When it comes to weddings, many old rules no longer apply. Bridesmaids don mismatched attire. Couples forgo the garter toss. And if you want your male best friend to stand with your 'maids, you can do that, too. "Couples believe that splitting up their family and best friends based strictly on gender is a bit antiquated, and not necessarily a tradition they wish to continue," explains Bellwether Events owner Janice Carnevale, who says about 15 percent of her clients mix their bridal parties between men and women. "A bride might prefer her brother by her side, not across the aisle. And likewise, that groom might want his female cousin who he basically grew up standing at the altar with him."
If you'd like to mix-and-match your own bridal party, here are some tips on how to do it:
Attire: Just because they're standing on the opposite side of the aisle from their same-sex doesn't mean you have to dress your male 'maids any differently. "If a man is standing on the bride's side, he generally is wearing the same suit or tux as the men standing on the groom's side," Carnevale says. Same goes for any girls mixed among the groomsmen — give these women the same dress or color as your bridesmaids. And if you'd like your opposite sex party members to stand out, consider asking your male friend to don a different boutonniere or ask your female friend to carry a slightly different bouquet or wear a corsage.

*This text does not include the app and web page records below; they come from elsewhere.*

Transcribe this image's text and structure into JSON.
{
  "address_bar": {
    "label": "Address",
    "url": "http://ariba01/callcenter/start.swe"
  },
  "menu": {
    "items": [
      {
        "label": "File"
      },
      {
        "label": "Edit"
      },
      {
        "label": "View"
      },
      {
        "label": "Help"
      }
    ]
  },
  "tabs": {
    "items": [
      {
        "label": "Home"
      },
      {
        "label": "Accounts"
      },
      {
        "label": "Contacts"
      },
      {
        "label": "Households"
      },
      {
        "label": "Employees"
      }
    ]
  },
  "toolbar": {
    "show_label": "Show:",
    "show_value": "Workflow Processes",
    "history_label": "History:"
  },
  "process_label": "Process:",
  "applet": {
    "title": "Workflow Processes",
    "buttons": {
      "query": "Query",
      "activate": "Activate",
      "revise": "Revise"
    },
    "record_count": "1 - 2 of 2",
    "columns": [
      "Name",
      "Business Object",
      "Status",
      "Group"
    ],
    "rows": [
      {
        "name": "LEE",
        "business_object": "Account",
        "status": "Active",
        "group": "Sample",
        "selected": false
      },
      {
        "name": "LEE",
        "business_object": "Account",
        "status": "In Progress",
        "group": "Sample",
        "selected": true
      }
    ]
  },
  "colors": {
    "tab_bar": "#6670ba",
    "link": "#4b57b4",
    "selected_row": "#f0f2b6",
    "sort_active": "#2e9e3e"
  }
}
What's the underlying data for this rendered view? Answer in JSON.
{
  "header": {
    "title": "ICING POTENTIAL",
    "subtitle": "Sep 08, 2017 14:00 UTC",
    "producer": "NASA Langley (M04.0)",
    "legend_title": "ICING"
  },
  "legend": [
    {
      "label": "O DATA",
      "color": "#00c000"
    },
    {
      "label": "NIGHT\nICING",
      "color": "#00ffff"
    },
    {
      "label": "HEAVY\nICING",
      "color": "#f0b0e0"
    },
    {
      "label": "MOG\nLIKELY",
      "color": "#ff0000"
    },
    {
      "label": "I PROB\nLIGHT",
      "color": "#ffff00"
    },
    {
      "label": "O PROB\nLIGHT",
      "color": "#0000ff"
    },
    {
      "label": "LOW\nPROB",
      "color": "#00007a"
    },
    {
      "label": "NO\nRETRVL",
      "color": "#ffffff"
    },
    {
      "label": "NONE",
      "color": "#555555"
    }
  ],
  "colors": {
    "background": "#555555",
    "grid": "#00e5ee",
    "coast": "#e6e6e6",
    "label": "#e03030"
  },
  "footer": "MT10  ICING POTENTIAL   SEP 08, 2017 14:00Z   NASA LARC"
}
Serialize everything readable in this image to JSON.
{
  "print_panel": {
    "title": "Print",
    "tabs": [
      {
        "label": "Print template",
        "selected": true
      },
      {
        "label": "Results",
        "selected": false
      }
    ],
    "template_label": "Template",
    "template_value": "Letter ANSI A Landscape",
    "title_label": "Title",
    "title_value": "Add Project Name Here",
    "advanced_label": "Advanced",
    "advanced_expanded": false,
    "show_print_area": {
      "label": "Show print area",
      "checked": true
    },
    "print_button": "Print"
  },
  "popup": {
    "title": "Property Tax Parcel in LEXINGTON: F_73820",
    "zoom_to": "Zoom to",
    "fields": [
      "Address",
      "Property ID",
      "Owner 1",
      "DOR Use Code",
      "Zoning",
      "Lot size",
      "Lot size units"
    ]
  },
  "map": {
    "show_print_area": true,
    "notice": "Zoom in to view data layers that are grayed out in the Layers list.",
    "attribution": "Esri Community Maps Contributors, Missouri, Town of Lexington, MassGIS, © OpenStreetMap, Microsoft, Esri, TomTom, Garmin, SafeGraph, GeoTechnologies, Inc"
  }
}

The pre-wedding parties: "If you are worried about a man being a part of planning the shower, don't be," says Carnevale. "He can decide for himself if he wants to participate in this typically all-female event. It doesn't have to be weird if you don't make it weird." Female friends of the groom can also decide if they'd like to attend the bachelor party, or hang with the other women at your bachelorette event. Or, consider throwing a co-ed bachelorette party!
Titles: When it comes to what to call your opposite sex bridal party members in your programs — or when people ask — you can get creative. Consider naming a woman standing on the groom's side a "groomslady." A man on the bride's side could be given the moniker "bridesman." "You can also do away with gender-oriented labels and simply call everyone in the wedding party an attendant," suggests Carnevale.